  3. Short-Term Meditation.  In these studies we are investigating the effects of short-term meditation in novices, looking at the effects of having a master present/absent, as well as placebo effects of meditation.
  4. Deep Human Connection.  Using an intervention created by Dr. Dobkins that allows people to simply “be” together, we are investigating whether/how this intervention enhances empathic accuracy, as well as well-being.
  5. Hugging and Touch.  We are investigating the effects of hugging and touch on establishing intimacy and enhancing mental well-being.
  6. Disclosure.  We are looking at how disclosing about traumatic experiences to a trained listener (or through expressive writing) might improve well-being.
  7. Interoception (Body Awareness).   This refers to the ability to sense the physiological condition of the body, including: heart rate and breathing rate, posture, pain, and arousal. We all have an intuition about this sense through our use of phrases such as  “I have a gut feeling” or “My heart is breaking”.   We are interested in how body awareness affects well-being and feelings of connectedness.
  8. Using One’s Signature Strengths on a Daily Basis.  Martin Seligman and colleagues have shown that this intervention improves well-being, however, we are looking at other factors that affect this.

Some relevant presentations from our lab:

Dobkins KR, Ku S, Mak K and Fu A (2018). Principles of Clarity: Effects of a novel mindfulness workshop on improving well-being

Dobkins KR, Guo X, Bobba V and Mingjing M (2018). Is the content of the “inner human experience” related to mindfulness and well-being? An experience sampling study

Dobkins KR, Bondi T (2018). Changes in Well-Being from a 30-minute Meditation: Comparing the Effects of Different Delivery Methods

Bondi T, Dobkins KR (2019). Well-being at UCSD.  Using Mindfulness to decrease loneliness, anxiety and depression

Arnold AA, Dobkins KR (2019). Trust Some BODY: Loneliness is associated with altered interoceptive abilities 

Jago C, Christenfeld N, Dobkins KR (2019). What Women Want vs. What Men Think They Do (manuscript in prep)

Dobkins KR, Bergen H, Henschel, Christenfeld N (2019). The effects of hugging on establishing feelings of intimacy. (manuscript in prep)

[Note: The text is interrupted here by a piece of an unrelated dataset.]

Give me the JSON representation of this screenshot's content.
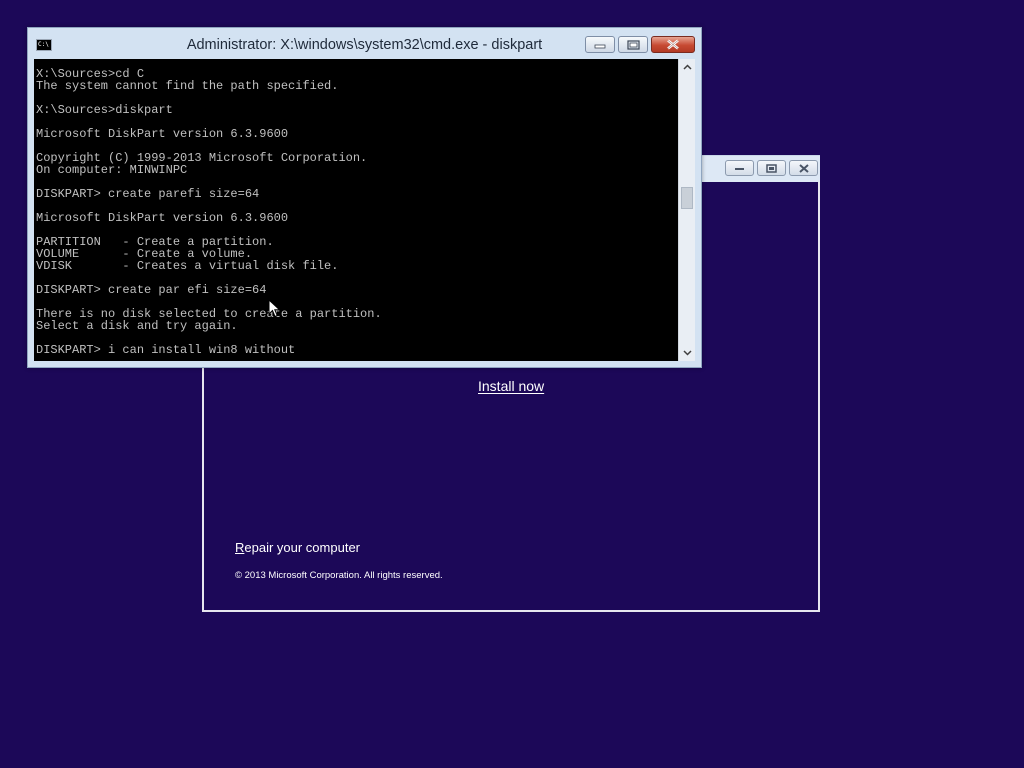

We are fascinated with romantic and non-romantic relationships:  how people view them, and what people expect from them, and what people think is “normal” vs. “weird”.

Current projects include:

  1. What Do Women (and Men) Really Want?  We are investigating how people represent themselves to, and what they want from, a potential romantic partner vs. a friend.
  2. Sexuality.  We are investigating how people view their own sexuality (i.e., behaviors, desires, level of shame) in comparison to percepts of others’ sexuality of the same and opposite genders, as a way of measuring misperceptions about sexuality.